Illinois patients put their lives and their trust in medical professionals every single day. Many understand that doctors and nurses must go through extensive schooling and training before they can practice in the medical field, and as a result, patients trust that their care providers know what they are doing and are taking every measure possible to improve the health of others.
However, a recent report from the Centers for Disease Control and Prevention suggests that health care professionals continue to make simple medical mistakes that can truly jeopardize the health or the lives of their patients.
Contracting an infection after surgery or treatment is a common result of medical negligence in our state’s and nation’s hospitals. The CDC reported that in 2004, contracting an infection in a hospital was the 6th leading cause of death for Americans. This week, the CDC delivered some good news that hospitals have significantly reduced the number of patients who have contracted serious infections since then, but now the problem is becoming more prevalent in our nation’s outpatient clinics.
Outpatient clinics are often more convenient and affordable for patients who need minor surgeries or cancer treatment. However, these clinics are not as tightly regulated as hospitals are, and as a result, thousands of patients have been exposed to bacteria and viruses from unsafe and unsanitary practices at the clinics.
The CDC warned this week that cancer patients, who already struggle with weaker immune systems from treatment, are at a higher risk of suffering serious harm or death if they contract an infection. For this reason, the CDC announced on Tuesday that it is launching a new campaign to urge outpatient clinics to adopt formal infection-control procedures in order to prevent oncology patients in particular from being exposed to disease and infection.
According to the CDC, the most important precaution medical professionals can take in order to prevent patients from contracting infections is to use sanitary equipment and to wash their hands. Simple, right? However, more than 125,000 patients in the past decade have potentially been exposed to disease as a result unsafe injection practices.

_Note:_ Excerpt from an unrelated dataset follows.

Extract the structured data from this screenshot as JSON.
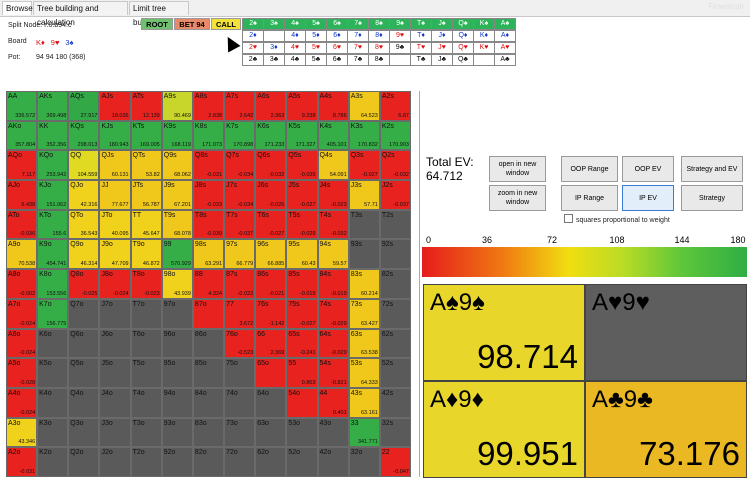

This number doesn’t even include other violations of care.
The CDC’s new campaign is strongly encouraging hospitals and outpatient clinics across the nation to adopt the following procedures to protect the safety of patients:
- Use needles, syringes and saline bags only once for a single patient
- Administer medications from single-dose vials to only one patient
- Wash and sanitize hands before touching a patient
- Draw up medications from a clean surface
Medical professionals in Chicago and throughout the state of Illinois may not intend to harm their patients, but neglecting to practice these preventative measures certainly increases a patient’s risk of contracting a disease that could be deadly.
Source: The Wall Street Journal, “At the Clinic, Care…and Infection,” Laura Landro, Oct. 25, 2011